By Kaylee Brewster
“Kin” bites off more than it can chew with dual plots and an undeveloped duo, making it more of a mess than a movie.
Eli (Myles Truitt) lives with his dad (Dennis Quaid) when his brother Jimmy (Jack Reynor) returns home from prison. It doesn’t take long for Jimmy to get into trouble with some “friends” he owes money to, and the brothers must work together to protect each other.
Oh, and Eli finds a mysterious futuristic gun only he can operate, which is powerful enough to blast a house in half.
That’s the main problem with “Kin” — it’s really two movies. One movie is about brothers bonding while a group of ruthless thugs are after them. The other is the story of a kid who finds an all-powerful weapon. The two would be whole, complete films by themselves, but blending them together into one only makes “Kin” half a film.

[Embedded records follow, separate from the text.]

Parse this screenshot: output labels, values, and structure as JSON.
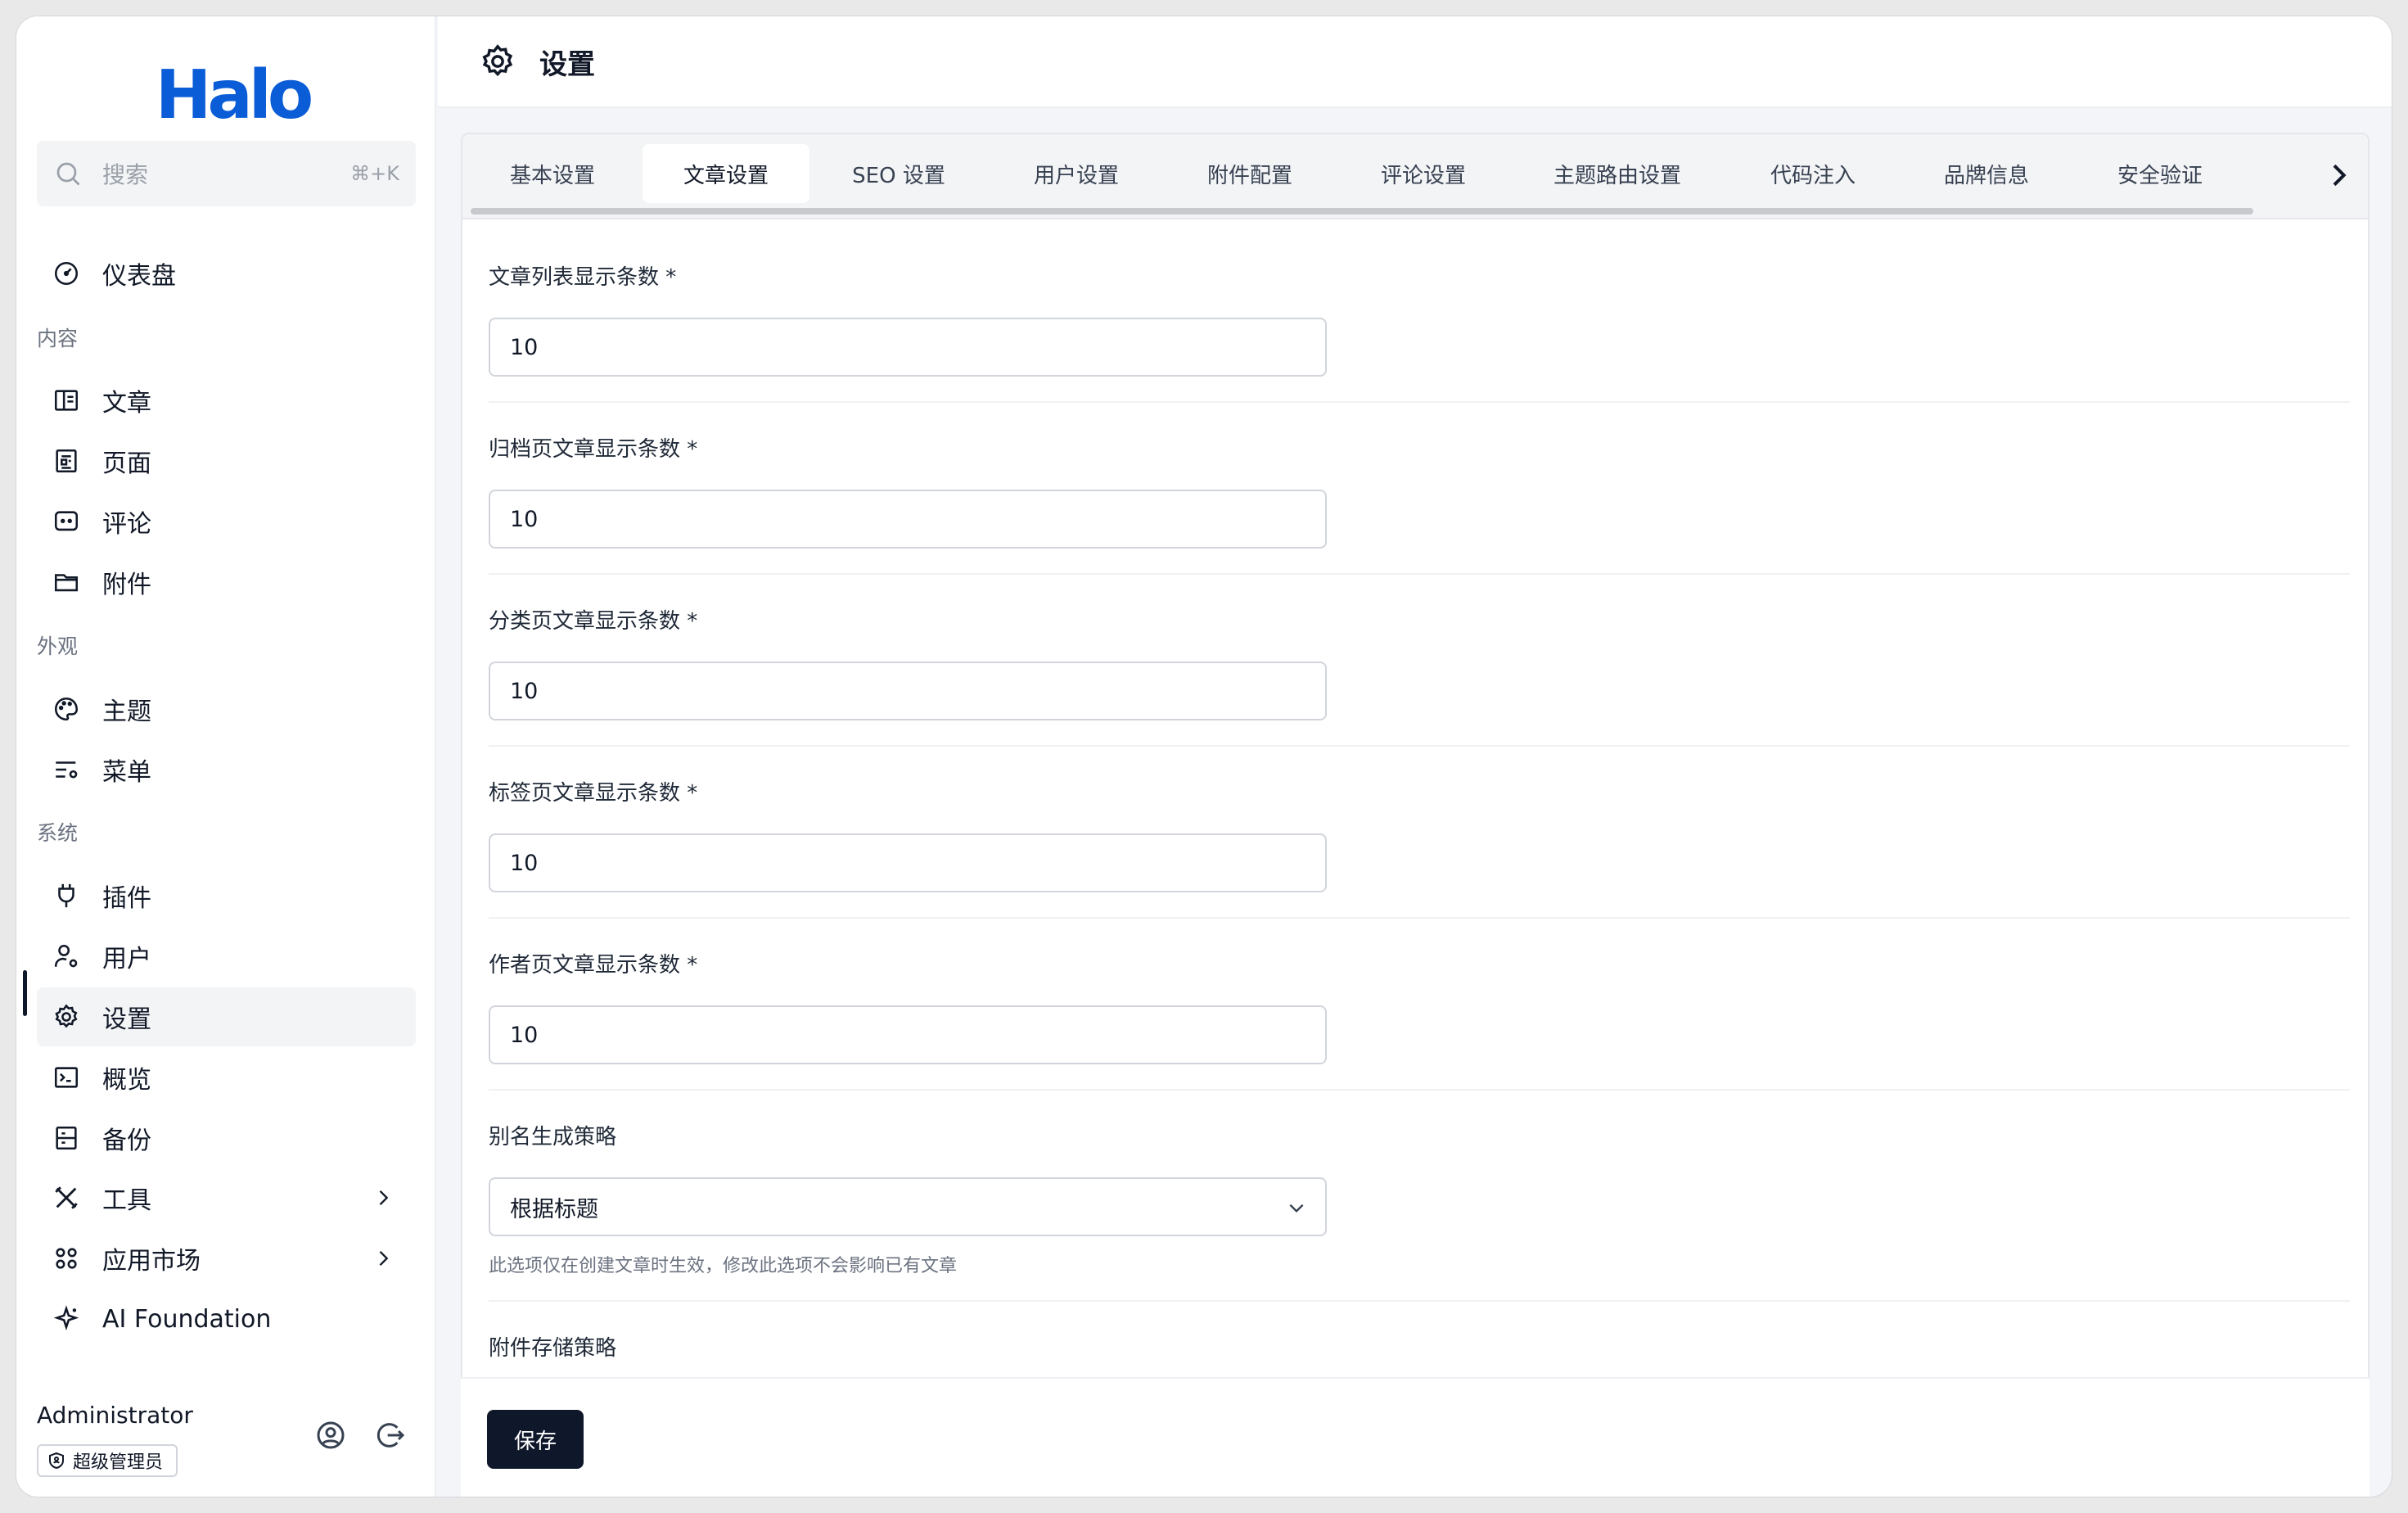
{
  "app": {
    "logo": "Halo"
  },
  "search": {
    "placeholder": "搜索",
    "shortcut": "⌘+K"
  },
  "sidebar": {
    "dashboard": "仪表盘",
    "groups": {
      "content": "内容",
      "appearance": "外观",
      "system": "系统"
    },
    "items": {
      "posts": "文章",
      "pages": "页面",
      "comments": "评论",
      "attachments": "附件",
      "themes": "主题",
      "menus": "菜单",
      "plugins": "插件",
      "users": "用户",
      "settings": "设置",
      "overview": "概览",
      "backup": "备份",
      "tools": "工具",
      "marketplace": "应用市场",
      "ai": "AI Foundation"
    },
    "active": "settings"
  },
  "user": {
    "name": "Administrator",
    "role": "超级管理员"
  },
  "header": {
    "title": "设置",
    "icon": "gear-icon"
  },
  "tabs": [
    {
      "label": "基本设置"
    },
    {
      "label": "文章设置",
      "active": true
    },
    {
      "label": "SEO 设置"
    },
    {
      "label": "用户设置"
    },
    {
      "label": "附件配置"
    },
    {
      "label": "评论设置"
    },
    {
      "label": "主题路由设置"
    },
    {
      "label": "代码注入"
    },
    {
      "label": "品牌信息"
    },
    {
      "label": "安全验证"
    }
  ],
  "form": {
    "fields": [
      {
        "label": "文章列表显示条数 *",
        "value": "10"
      },
      {
        "label": "归档页文章显示条数 *",
        "value": "10"
      },
      {
        "label": "分类页文章显示条数 *",
        "value": "10"
      },
      {
        "label": "标签页文章显示条数 *",
        "value": "10"
      },
      {
        "label": "作者页文章显示条数 *",
        "value": "10"
      }
    ],
    "slug_strategy": {
      "label": "别名生成策略",
      "value": "根据标题",
      "help": "此选项仅在创建文章时生效，修改此选项不会影响已有文章"
    },
    "attachment_policy": {
      "label": "附件存储策略"
    }
  },
  "actions": {
    "save": "保存"
  },
  "colors": {
    "brand": "#0b5cd7",
    "primary_button": "#0f172a"
  }
}
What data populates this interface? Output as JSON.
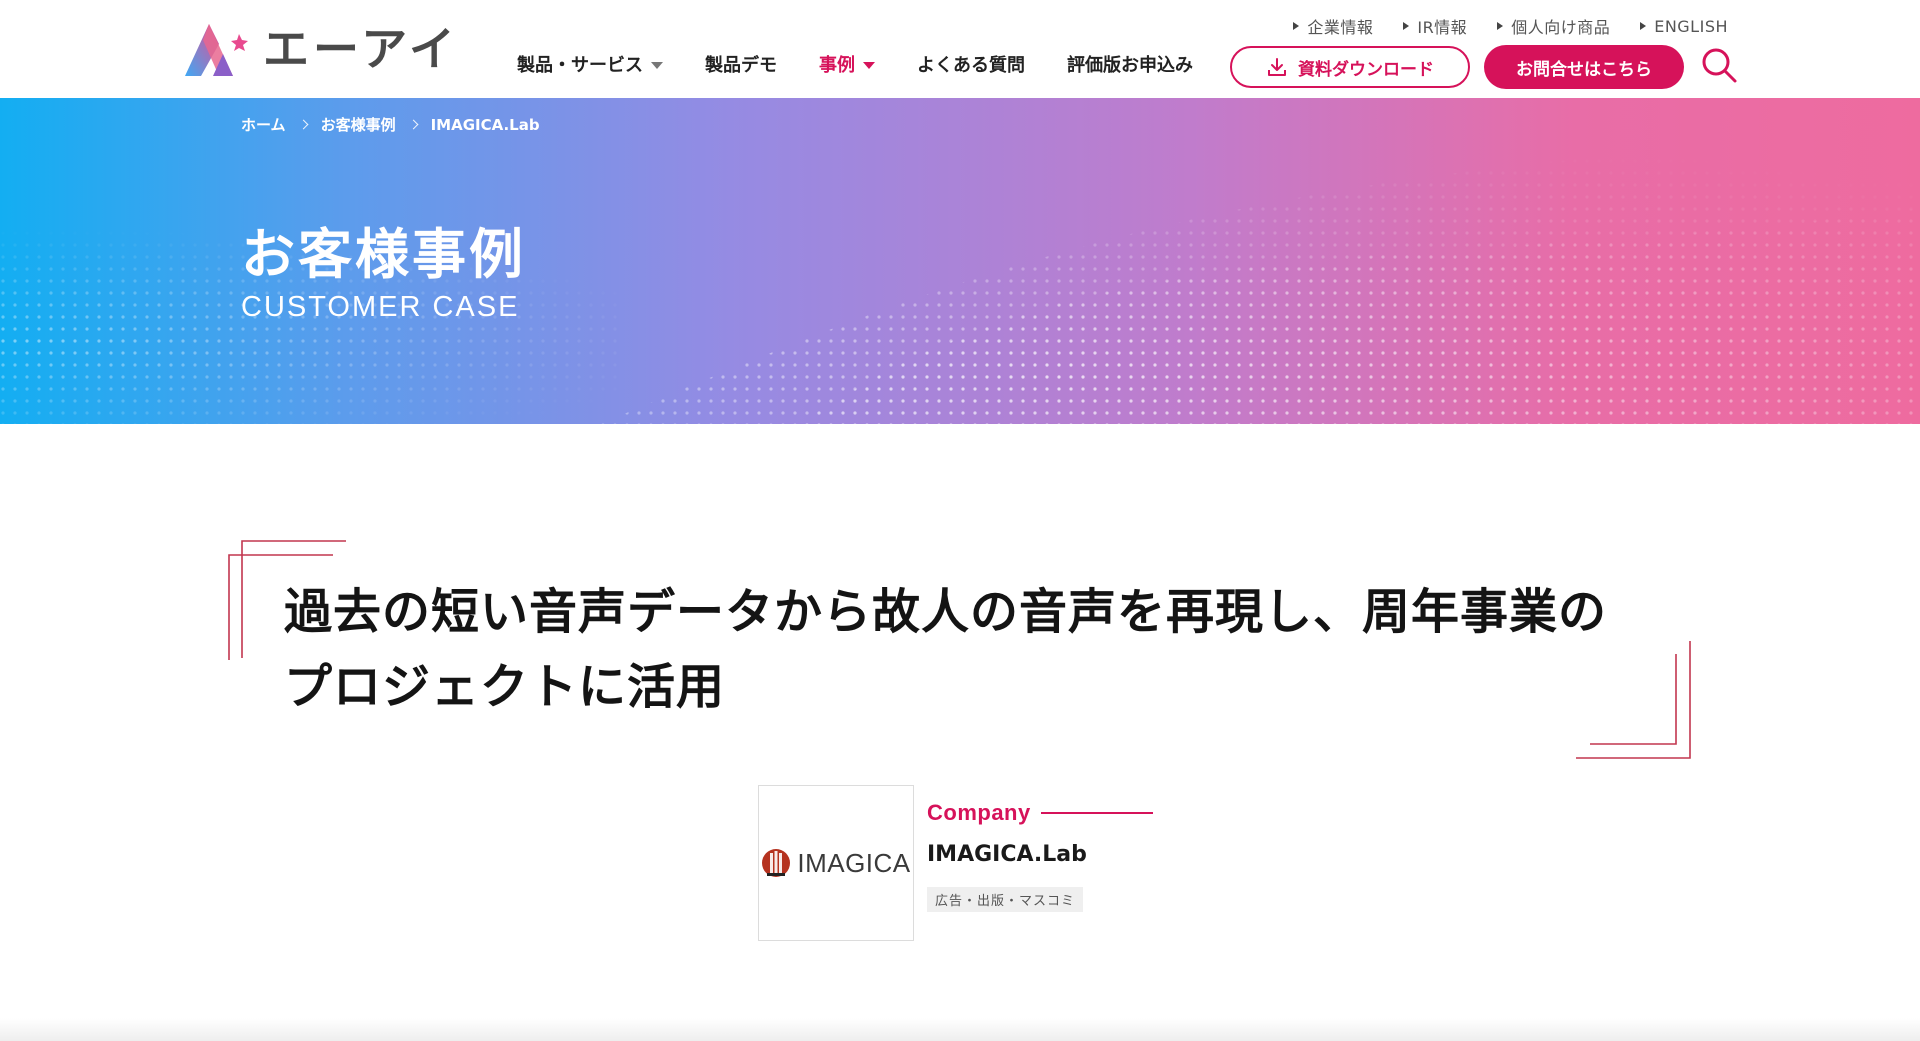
{
  "header": {
    "logo_text": "エーアイ",
    "util_nav": [
      {
        "label": "企業情報"
      },
      {
        "label": "IR情報"
      },
      {
        "label": "個人向け商品"
      },
      {
        "label": "ENGLISH"
      }
    ],
    "main_nav": [
      {
        "label": "製品・サービス",
        "has_dropdown": true,
        "active": false
      },
      {
        "label": "製品デモ",
        "has_dropdown": false,
        "active": false
      },
      {
        "label": "事例",
        "has_dropdown": true,
        "active": true
      },
      {
        "label": "よくある質問",
        "has_dropdown": false,
        "active": false
      },
      {
        "label": "評価版お申込み",
        "has_dropdown": false,
        "active": false
      }
    ],
    "download_button": "資料ダウンロード",
    "contact_button": "お問合せはこちら",
    "search_icon": "search-icon"
  },
  "hero": {
    "breadcrumb": [
      "ホーム",
      "お客様事例",
      "IMAGICA.Lab"
    ],
    "title": "お客様事例",
    "subtitle": "CUSTOMER CASE"
  },
  "article": {
    "headline_line1": "過去の短い音声データから故人の音声を再現し、周年事業の",
    "headline_line2": "プロジェクトに活用"
  },
  "company": {
    "logo_word": "IMAGICA",
    "label": "Company",
    "name": "IMAGICA.Lab",
    "tag": "広告・出版・マスコミ"
  },
  "colors": {
    "accent": "#d6125a",
    "hero_left": "#13aef2",
    "hero_right": "#ee6b9f"
  }
}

The dual plots interrupt the film’s pace. One scene has Eli and Jimmy laughing and talking in a realistic setting, then all of a sudden Eli is blasting baddies into nothingness with sci-fi tech. The disjointed feel only gets worse as the film progresses, right up to the ending, which seems to come straight out of left field. The audience is left with more questions than answers and is left, ultimately, unsatisfied.
The actors do a decent job. While this is supposed to be Eli’s movie, brother Jimmy steals all the attention, as siblings often do. In this case you can blame the writers for not developing Eli’s character and giving him nothing to do. He mostly does what his brother tells him, which mainly involves holding the gun. As he holds the gun, he seems afraid, and that is his main contribution to the entire film.
Eli also shows no development. He starts off as a good kid with a few flaws; by the end he’s just a good kid.
Big brother on the other hand is another story.
Jimmy is given all the decisions; his choices move the plot forward. He’s a complicated character who wants to do the right thing but seems unable to do so. He grows as he begins to think about how his actions affect Eli.
When the secondary role is given more choices, dialogue and development than the main character, it makes the whole film feel lopsided.
That’s “Kin” in a nutshell. Directors Jonathan and Josh Baker and writer Daniel Casey can’t seem to balance story and character. The film never rights itself and slowly sinks from beginning credits to end.